## Your instructions
Every line containing the string "name" should be returned from the records.

(Excerpts from an interface dataset)

----------------------------------------

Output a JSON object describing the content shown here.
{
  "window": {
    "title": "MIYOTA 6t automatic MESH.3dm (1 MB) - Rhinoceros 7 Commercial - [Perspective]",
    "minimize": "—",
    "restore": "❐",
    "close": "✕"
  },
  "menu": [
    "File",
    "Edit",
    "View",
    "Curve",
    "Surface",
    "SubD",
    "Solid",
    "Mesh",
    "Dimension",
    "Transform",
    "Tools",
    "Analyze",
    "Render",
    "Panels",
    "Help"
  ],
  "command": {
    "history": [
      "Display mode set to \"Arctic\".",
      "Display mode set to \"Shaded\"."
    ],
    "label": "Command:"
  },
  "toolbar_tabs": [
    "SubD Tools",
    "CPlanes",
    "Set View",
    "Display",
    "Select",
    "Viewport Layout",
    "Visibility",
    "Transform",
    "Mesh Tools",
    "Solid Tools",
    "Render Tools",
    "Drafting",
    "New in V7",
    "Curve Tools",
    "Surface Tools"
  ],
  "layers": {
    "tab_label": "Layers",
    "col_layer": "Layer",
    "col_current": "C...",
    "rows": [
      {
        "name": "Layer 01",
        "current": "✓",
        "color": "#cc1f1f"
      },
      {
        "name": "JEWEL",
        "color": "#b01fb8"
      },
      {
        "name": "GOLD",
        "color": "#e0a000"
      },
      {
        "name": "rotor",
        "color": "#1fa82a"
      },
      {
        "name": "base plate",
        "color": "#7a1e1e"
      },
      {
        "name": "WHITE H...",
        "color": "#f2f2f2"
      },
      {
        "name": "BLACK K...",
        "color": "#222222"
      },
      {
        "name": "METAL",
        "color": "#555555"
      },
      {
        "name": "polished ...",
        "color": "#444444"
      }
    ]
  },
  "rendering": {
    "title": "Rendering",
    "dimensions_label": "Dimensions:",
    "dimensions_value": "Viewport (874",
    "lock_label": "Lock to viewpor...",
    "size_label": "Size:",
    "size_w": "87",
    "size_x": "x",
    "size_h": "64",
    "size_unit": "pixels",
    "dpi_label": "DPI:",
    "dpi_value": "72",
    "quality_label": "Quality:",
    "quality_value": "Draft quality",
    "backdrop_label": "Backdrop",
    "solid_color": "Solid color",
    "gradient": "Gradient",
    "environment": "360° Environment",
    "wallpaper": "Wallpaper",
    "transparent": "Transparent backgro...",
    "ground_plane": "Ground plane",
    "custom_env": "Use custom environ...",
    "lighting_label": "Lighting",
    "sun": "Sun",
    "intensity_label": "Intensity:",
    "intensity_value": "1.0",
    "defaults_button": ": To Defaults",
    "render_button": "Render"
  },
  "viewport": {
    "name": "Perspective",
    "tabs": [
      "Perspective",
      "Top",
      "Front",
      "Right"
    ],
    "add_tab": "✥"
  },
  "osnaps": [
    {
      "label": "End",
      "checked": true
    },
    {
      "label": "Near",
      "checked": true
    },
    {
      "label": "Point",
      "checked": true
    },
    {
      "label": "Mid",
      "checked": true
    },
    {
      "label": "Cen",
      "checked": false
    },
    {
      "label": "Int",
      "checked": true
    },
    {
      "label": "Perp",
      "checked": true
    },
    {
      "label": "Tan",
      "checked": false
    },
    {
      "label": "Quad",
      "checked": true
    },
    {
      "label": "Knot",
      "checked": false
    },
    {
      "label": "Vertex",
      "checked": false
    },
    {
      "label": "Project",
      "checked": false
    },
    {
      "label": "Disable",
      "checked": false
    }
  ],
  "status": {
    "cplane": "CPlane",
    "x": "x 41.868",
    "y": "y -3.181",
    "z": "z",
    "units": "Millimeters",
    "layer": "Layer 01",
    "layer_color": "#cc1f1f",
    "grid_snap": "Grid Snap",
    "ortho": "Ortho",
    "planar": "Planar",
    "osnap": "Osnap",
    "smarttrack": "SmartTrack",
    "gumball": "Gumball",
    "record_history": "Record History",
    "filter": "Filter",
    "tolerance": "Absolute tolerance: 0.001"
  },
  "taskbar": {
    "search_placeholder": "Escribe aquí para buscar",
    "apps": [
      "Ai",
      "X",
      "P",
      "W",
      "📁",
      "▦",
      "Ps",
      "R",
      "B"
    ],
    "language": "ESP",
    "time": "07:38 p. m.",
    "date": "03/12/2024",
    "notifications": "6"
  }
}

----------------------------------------

## Task answer
        "name": "Layer 01",
        "name": "JEWEL",
        "name": "GOLD",
        "name": "rotor",
        "name": "base plate",
        "name": "WHITE H...",
        "name": "BLACK K...",
        "name": "METAL",
        "name": "polished ...",
    "name": "Perspective",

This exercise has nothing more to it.